[Excerpts from an interface dataset]
[Start of section]

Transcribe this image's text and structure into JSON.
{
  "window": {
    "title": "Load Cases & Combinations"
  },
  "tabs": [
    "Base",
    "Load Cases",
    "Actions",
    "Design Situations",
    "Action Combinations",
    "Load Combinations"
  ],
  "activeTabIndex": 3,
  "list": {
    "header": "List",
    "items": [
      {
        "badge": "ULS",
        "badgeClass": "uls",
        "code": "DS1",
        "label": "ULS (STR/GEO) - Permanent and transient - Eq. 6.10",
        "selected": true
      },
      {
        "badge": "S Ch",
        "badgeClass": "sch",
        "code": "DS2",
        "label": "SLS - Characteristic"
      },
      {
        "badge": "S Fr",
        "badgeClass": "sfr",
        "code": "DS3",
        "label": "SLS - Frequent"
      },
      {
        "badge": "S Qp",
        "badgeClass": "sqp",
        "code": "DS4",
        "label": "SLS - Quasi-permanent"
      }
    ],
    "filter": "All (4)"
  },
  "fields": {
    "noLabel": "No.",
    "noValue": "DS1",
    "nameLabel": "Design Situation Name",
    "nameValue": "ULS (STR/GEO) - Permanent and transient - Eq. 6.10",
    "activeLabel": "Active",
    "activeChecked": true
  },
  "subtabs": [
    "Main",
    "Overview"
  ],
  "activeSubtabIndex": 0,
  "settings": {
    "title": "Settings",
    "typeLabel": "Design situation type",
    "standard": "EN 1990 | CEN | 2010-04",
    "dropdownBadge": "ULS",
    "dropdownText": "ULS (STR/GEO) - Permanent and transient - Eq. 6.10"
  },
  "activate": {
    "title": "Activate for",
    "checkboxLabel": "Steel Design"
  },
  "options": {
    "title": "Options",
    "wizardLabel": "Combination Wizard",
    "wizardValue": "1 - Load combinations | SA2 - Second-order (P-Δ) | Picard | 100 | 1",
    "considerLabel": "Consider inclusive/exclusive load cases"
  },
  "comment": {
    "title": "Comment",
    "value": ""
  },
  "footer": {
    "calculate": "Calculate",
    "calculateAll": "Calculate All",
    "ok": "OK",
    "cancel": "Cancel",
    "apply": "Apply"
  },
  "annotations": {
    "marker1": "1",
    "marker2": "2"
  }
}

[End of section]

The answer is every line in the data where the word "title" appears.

    "title": "Load Cases & Combinations"
    "title": "Settings",
    "title": "Activate for",
    "title": "Options",
    "title": "Comment",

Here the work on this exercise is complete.